Soaking your anus in a sitz bath for 10 to 15 minutes per day can also help.
Practice good hygiene by cleaning your anus with warm water during a shower or bath every day. But don’t use soap, as soap can aggravate hemorrhoids. Also avoid using dry or rough toilet paper when you wipe after a bowel movement.
Using a cold compress on your anus can help reduce hemorrhoid swelling. Pain relievers, such as acetaminophen, ibuprofen, or aspirin can also alleviate the pain or discomfort.
If home treatments aren’t helping with your hemorrhoids, your doctor might recommend getting a rubber band ligation. This procedure involves the doctor cutting off circulation to the hemorrhoid by placing a rubber band around it.
This causes loss of circulation to the hemorrhoid, forcing it to shrink. This procedure should only be performed by a medical professional. Don’t try this by yourself.
If rubber band ligation isn’t an option in your case, your doctor may perform injection therapy, or sclerotherapy. In this procedure, your doctor injects a chemical into the blood vessel directly.
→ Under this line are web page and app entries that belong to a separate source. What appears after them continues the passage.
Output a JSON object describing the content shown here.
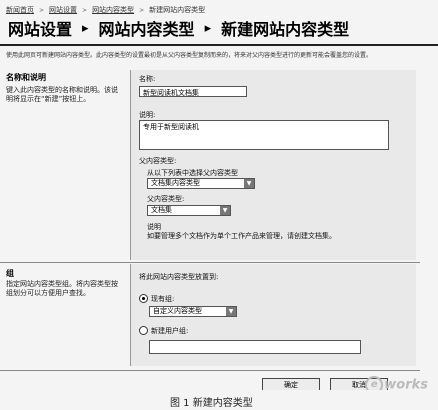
{
  "breadcrumb": {
    "items": [
      "新闻首页",
      "网站设置",
      "网站内容类型",
      "新建网站内容类型"
    ]
  },
  "title": {
    "part1": "网站设置",
    "part2": "网站内容类型",
    "part3": "新建网站内容类型"
  },
  "intro": {
    "text": "使用此网页可新建网站内容类型。此内容类型的设置最初是从父内容类型复制而来的，将来对父内容类型进行的更新可能会覆盖您的设置。"
  },
  "section_name": {
    "heading": "名称和说明",
    "desc": "键入此内容类型的名称和说明。该说明将显示在“新建”按钮上。",
    "name_label": "名称:",
    "name_value": "新型阅读机文档集",
    "desc_label": "说明:",
    "desc_value": "专用于新型阅读机",
    "parent_label": "父内容类型:",
    "parent_group_label": "从以下列表中选择父内容类型",
    "parent_group_value": "文档集内容类型",
    "parent_type_label": "父内容类型:",
    "parent_type_value": "文档集",
    "explain_label": "说明",
    "explain_text": "如要管理多个文档作为单个工作产品来管理，请创建文档集。"
  },
  "section_group": {
    "heading": "组",
    "desc": "指定网站内容类型组。将内容类型按组划分可以方便用户查找。",
    "put_label": "将此网站内容类型放置到:",
    "existing_label": "现有组:",
    "existing_value": "自定义内容类型",
    "new_label": "新建用户组:",
    "new_value": ""
  },
  "buttons": {
    "ok": "确定",
    "cancel": "取消"
  },
  "caption": "图 1 新建内容类型",
  "watermark": "works"
}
This causes the hemorrhoid to reduce in size.
To prevent or avoid worsening hemorrhoids, avoid straining during a bowel movement. Also, try to increase your water intake. Drinking enough water can keep your stool from hardening.
Use the restroom as soon as you feel a bowel movement coming on to prevent hemorrhoids from developing. Exercise regularly to prevent becoming constipated, and avoid sitting for long periods, especially on hard surfaces like concrete or tile.
Consuming foods that are high in dietary fiber can minimize the risk of developing hemorrhoids in the future.
Good dietary fiber sources include:
Dietary fiber helps create bulk in the intestines, which softens the stool, making it easier to pass.
Complications from hemorrhoids are rare, but can include: